WORK TO BE COMPLETED: In the copy, every record below must appear exactly as given, and no picture may appear.

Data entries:
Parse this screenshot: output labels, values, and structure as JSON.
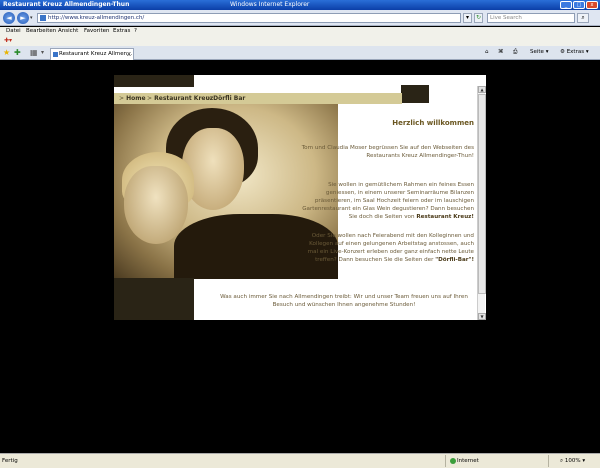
{
  "window": {
    "title": "Restaurant Kreuz Allmendingen-Thun",
    "app_name": "Windows Internet Explorer",
    "minimize": "_",
    "maximize": "□",
    "close": "x"
  },
  "address_bar": {
    "back": "◄",
    "forward": "►",
    "url": "http://www.kreuz-allmendingen.ch/",
    "refresh": "↻",
    "stop": "x",
    "search_placeholder": "Live Search",
    "search_button": "⌕"
  },
  "menu": [
    "Datei",
    "Bearbeiten",
    "Ansicht",
    "Favoriten",
    "Extras",
    "?"
  ],
  "tab": {
    "label": "Restaurant Kreuz Allmen...",
    "close": "x"
  },
  "command_bar": {
    "home": "⌂",
    "feeds": "⌘",
    "print": "⎙",
    "page": "Seite",
    "tools": "Extras"
  },
  "site": {
    "nav": [
      "Home",
      "Restaurant Kreuz",
      "Dörfli Bar"
    ],
    "nav_sep": ">",
    "heading": "Herzlich willkommen",
    "p1": "Tom und Claudia Moser begrüssen Sie auf den Webseiten des Restaurants Kreuz Allmendinger-Thun!",
    "p2_text": "Sie wollen in gemütlichem Rahmen ein feines Essen geniessen, in einem unserer Seminarräume Bilanzen präsentieren, im Saal Hochzeit feiern oder im lauschigen Gartenrestaurant ein Glas Wein degustieren? Dann besuchen Sie doch die Seiten von",
    "p2_bold": "Restaurant Kreuz!",
    "p3_text": "Oder Sie wollen nach Feierabend mit den Kolleginnen und Kollegen auf einen gelungenen Arbeitstag anstossen, auch mal ein Live-Konzert erleben oder ganz einfach nette Leute treffen? Dann besuchen Sie die Seiten der",
    "p3_bold": "\"Dörfli-Bar\"!",
    "p4": "Was auch immer Sie nach Allmendingen treibt: Wir und unser Team freuen uns auf Ihren Besuch und wünschen Ihnen angenehme Stunden!"
  },
  "status_bar": {
    "status": "Fertig",
    "zone": "Internet",
    "zoom": "100%"
  }
}
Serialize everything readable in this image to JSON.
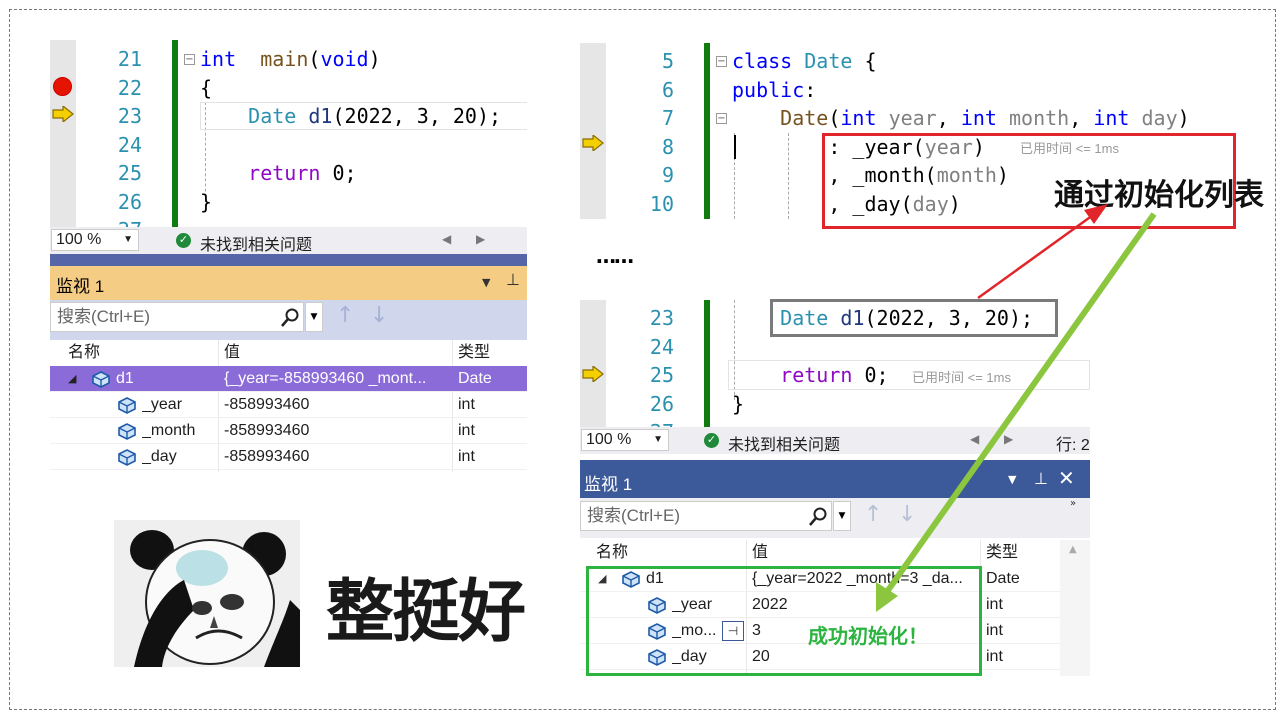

FINISHED TASK:
Parse this screenshot: output labels, values, and structure as JSON.
{
  "window": {
    "title": "Restaurant Kreuz Allmendingen-Thun",
    "app_name": "Windows Internet Explorer",
    "minimize": "_",
    "maximize": "□",
    "close": "x"
  },
  "address_bar": {
    "back": "◄",
    "forward": "►",
    "url": "http://www.kreuz-allmendingen.ch/",
    "refresh": "↻",
    "stop": "x",
    "search_placeholder": "Live Search",
    "search_button": "⌕"
  },
  "menu": [
    "Datei",
    "Bearbeiten",
    "Ansicht",
    "Favoriten",
    "Extras",
    "?"
  ],
  "tab": {
    "label": "Restaurant Kreuz Allmen...",
    "close": "x"
  },
  "command_bar": {
    "home": "⌂",
    "feeds": "⌘",
    "print": "⎙",
    "page": "Seite",
    "tools": "Extras"
  },
  "site": {
    "nav": [
      "Home",
      "Restaurant Kreuz",
      "Dörfli Bar"
    ],
    "nav_sep": ">",
    "heading": "Herzlich willkommen",
    "p1": "Tom und Claudia Moser begrüssen Sie auf den Webseiten des Restaurants Kreuz Allmendinger-Thun!",
    "p2_text": "Sie wollen in gemütlichem Rahmen ein feines Essen geniessen, in einem unserer Seminarräume Bilanzen präsentieren, im Saal Hochzeit feiern oder im lauschigen Gartenrestaurant ein Glas Wein degustieren? Dann besuchen Sie doch die Seiten von",
    "p2_bold": "Restaurant Kreuz!",
    "p3_text": "Oder Sie wollen nach Feierabend mit den Kolleginnen und Kollegen auf einen gelungenen Arbeitstag anstossen, auch mal ein Live-Konzert erleben oder ganz einfach nette Leute treffen? Dann besuchen Sie die Seiten der",
    "p3_bold": "\"Dörfli-Bar\"!",
    "p4": "Was auch immer Sie nach Allmendingen treibt: Wir und unser Team freuen uns auf Ihren Besuch und wünschen Ihnen angenehme Stunden!"
  },
  "status_bar": {
    "status": "Fertig",
    "zone": "Internet",
    "zoom": "100%"
  }
}
Serialize everything readable in this image to JSON.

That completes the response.